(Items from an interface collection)
━━━━
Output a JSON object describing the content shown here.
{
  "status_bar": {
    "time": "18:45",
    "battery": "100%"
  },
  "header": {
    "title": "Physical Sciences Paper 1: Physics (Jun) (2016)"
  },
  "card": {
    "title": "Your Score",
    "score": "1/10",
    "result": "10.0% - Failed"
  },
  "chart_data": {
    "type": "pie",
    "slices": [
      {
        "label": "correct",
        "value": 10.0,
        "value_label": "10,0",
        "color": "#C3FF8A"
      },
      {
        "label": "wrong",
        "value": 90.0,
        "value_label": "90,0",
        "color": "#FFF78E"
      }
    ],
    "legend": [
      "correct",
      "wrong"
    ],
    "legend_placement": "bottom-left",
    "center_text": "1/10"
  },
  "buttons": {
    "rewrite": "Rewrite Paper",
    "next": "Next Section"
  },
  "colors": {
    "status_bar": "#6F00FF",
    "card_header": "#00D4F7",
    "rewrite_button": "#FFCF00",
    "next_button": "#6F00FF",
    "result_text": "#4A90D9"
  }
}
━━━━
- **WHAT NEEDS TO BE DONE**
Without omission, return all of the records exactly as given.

- **WRITTEN ANSWER**
Output a JSON object describing the content shown here.
{
  "status_bar": {
    "time": "18:45",
    "battery": "100%"
  },
  "header": {
    "title": "Physical Sciences Paper 1: Physics (Jun) (2016)"
  },
  "card": {
    "title": "Your Score",
    "score": "1/10",
    "result": "10.0% - Failed"
  },
  "chart_data": {
    "type": "pie",
    "slices": [
      {
        "label": "correct",
        "value": 10.0,
        "value_label": "10,0",
        "color": "#C3FF8A"
      },
      {
        "label": "wrong",
        "value": 90.0,
        "value_label": "90,0",
        "color": "#FFF78E"
      }
    ],
    "legend": [
      "correct",
      "wrong"
    ],
    "legend_placement": "bottom-left",
    "center_text": "1/10"
  },
  "buttons": {
    "rewrite": "Rewrite Paper",
    "next": "Next Section"
  },
  "colors": {
    "status_bar": "#6F00FF",
    "card_header": "#00D4F7",
    "rewrite_button": "#FFCF00",
    "next_button": "#6F00FF",
    "result_text": "#4A90D9"
  }
}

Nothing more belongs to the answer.